> **INFORMATION PROVIDED**
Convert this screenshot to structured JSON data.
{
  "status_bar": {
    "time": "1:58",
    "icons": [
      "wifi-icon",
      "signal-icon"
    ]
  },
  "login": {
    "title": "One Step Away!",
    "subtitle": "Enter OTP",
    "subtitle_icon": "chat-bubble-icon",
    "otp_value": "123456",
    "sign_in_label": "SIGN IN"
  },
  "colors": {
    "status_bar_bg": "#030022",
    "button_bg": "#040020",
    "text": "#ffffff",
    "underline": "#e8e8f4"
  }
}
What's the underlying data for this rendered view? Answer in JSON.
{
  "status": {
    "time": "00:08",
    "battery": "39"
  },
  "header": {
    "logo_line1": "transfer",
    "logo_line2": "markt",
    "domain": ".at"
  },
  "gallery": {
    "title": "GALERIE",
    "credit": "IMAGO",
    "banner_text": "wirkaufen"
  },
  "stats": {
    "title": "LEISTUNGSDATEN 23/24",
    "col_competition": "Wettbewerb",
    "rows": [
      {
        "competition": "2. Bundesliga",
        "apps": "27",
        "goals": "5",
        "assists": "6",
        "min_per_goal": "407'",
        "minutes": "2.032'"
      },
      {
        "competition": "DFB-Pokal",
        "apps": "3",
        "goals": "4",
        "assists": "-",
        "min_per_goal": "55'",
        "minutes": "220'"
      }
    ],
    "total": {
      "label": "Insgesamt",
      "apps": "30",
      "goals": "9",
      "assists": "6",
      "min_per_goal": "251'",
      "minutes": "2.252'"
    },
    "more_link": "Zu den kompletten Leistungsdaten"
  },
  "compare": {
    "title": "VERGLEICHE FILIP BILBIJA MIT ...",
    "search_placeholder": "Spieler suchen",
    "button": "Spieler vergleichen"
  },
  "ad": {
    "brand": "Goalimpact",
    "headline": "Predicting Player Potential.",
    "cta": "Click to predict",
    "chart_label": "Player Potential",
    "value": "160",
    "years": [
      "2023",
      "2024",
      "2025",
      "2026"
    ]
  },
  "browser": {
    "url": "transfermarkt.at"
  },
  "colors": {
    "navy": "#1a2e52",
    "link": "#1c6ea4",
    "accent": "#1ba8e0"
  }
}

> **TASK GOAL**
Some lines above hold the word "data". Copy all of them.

> **RESPONSE**
Convert this screenshot to structured JSON data.
What's the underlying data for this rendered view? Answer in JSON.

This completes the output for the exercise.